Friday, June 22, 2012

Are Your Building On Top of Dysfunction?

My clients seem to always comment on how detail-oriented I am regarding exercise execution. I like to think I don't miss a cue. When an exercise doesn't look the best I think it can be from an individual; I make it a point stop them and point out what needs to be corrected. In this day in age of technology, sedentary lifestyles, and poor posture---all trainers have their hands full trying to enforce optimal exercise execution. And I don't simply mean "not swinging the arms" during biceps curls or "not going low enough on barbell squats". I am referring to very small deviations in optimal performance.

Why build atop dysfunction? That is the most popular mistake among most exercisers, and the biggest mistake most trainer miss. How do exercisers commit this mistake? They lack proper instruction, coaching, and body awareness. Most novice exercisers don't know how to "feel" a muscle during certain movements or drills. Their bodies are loaded with imbalances and compensations that further exacerbate dysfunction without them even knowing. Trainers miss these subtle hints because most trainers do not perform movement assessments or they simply don't have the keen eye to spot everything during a movement. That keen eye is polished with a competency in basic anatomy and exercise biomechanics.

Most trainers and exercisers assess capability with the "first set" of a loaded exercise. I'm sure you've seen it or experienced the "Express-Line" at your local commercial fitness facility. Most new exercisers are placed on strength machines consisting anywhere from 6-12 exercises. Trainers are instructed to orientate new exercisers on these machines without a movement screening or basic assessment. Once a client is placed on a machine, a load is placed and there you have it: the trainers "no longer" pay attention to the mechanics of the body. They only focus on the proper "usage of the machine".


Other trainers that do not place their clients on machines and try to incorporate "core" or free weight exercise usually miss important points. Clients will perform a squat with a shoulder press using dumbbells --because the trainer has informed them that it is "a great multi-joint exercise that utilizes alot of muscles and therefore, burns alot of calories". However, without a proper assessment or keen eye for cueing, once a load is introduced such as bodyweight or dumbbells, the dysfunction is engraved in the nervous system. Check out this poorly executed glute extension. This is a perfect example of building on top of dysfunction:



Several times a month, I am face to face with a prospective client who has worked with a trainer in the past. After a movement screening, it is obvious to me where discrepancies lie and my job is to "re-teach" the body how to optimally perform. There are 5 stages of exercise progression that I use:

Stage 1: Corrective Exercise
Stage 2: Stability
Stage 3: Endurance (training core with fatigue)
Stage 4: Strength
Stage 5: Power & Speed

These 5 stages are sometimes blended, modified, or executed in different order depending on the client's fitness level and qualitative data I get from the movement screening and initial assessment.

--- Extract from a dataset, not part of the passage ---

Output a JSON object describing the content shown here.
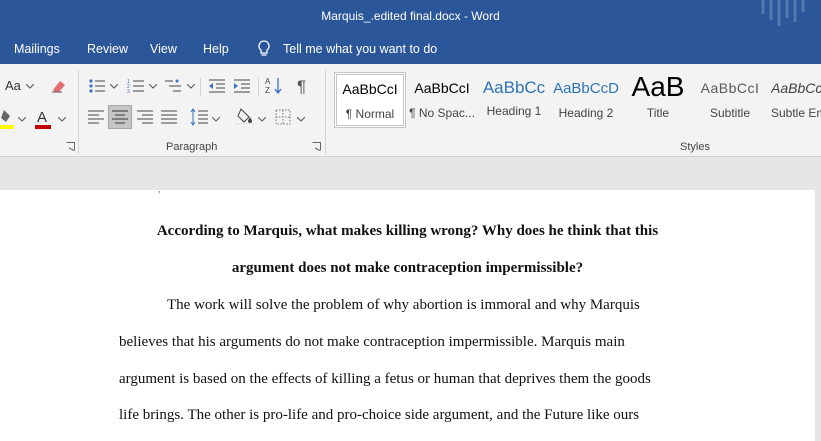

Further more,  the time it takes the client to progress from stage to stage depends alot on frequency, exercise adherence, and present fitness level. My job is not to keep them in a "corrective state" if their goal is to lose body fat. More than likely, when excess body fat loss has occurred, most corrective measures tend to clean up themselves--helping me to concentrate on the next stage or combining modalities. Sounds meticulous? Its really not. The end goal is to optimize movement AS BEST AS POSSIBLE. It may never be textbook, but it is important to improve the movement in the capacity for which it is contained:




Some "fussy-ness" or "exact-ness' is important when observing a client exercise. Does it mean that you should try to correct every little thing? Absolutely not. If you employ that idea, you will never progress. Culmination is the name of  the game and once a client or exerciser sees results, you have achieved a majority of your mission.

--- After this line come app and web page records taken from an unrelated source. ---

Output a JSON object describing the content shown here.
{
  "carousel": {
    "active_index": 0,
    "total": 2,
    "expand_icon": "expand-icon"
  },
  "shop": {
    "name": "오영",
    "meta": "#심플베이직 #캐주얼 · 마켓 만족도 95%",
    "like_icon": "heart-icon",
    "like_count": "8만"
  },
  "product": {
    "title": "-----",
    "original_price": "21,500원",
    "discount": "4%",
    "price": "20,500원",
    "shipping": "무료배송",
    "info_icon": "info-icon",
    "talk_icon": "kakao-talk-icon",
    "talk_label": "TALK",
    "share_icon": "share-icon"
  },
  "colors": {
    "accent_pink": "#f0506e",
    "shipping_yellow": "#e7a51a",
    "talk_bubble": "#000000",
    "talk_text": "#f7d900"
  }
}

2 comments:

  1. John, this is a great post! I am mortified by the form I see in guests at Parrot Cay who can afford to go to the "best" personal trainers. Recently I had one guest whose trainer started doing "core" with him which essentially meant doing most exercises while on a bosu. Meanwhile he couldn't hold a plank or bridge correctly and was experiencing more back and neck pain (which the trainer said was "normal when doing core work"- WTF????). Anyway, so nice to have connected with you via social media.

    ReplyDelete
  2. Another good one. Just this morning I had two clients who were upset not to add weight on squats. Thing was, they couldn't stop their knees tracking on the present weight (bodyweight for one, just the bar for the other). "First drive straight at 20 miles an hour, then we'll try 25, then 30. Let's not race to 60 and slide off the road," I said.

    I have seen odd things as a trainer, with people prescribed bridges on a swiss ball with skullcrushers when they couldn't hold a prone brace on their forearms and toes. So many try to jazz things up for entertainment. How about entertaining people with progress?

    As for the vids, John definitely has better exercise form, though I gotta say I prefer the bootynomics girl.

    ReplyDelete

Thanks for checking out the blog and commenting!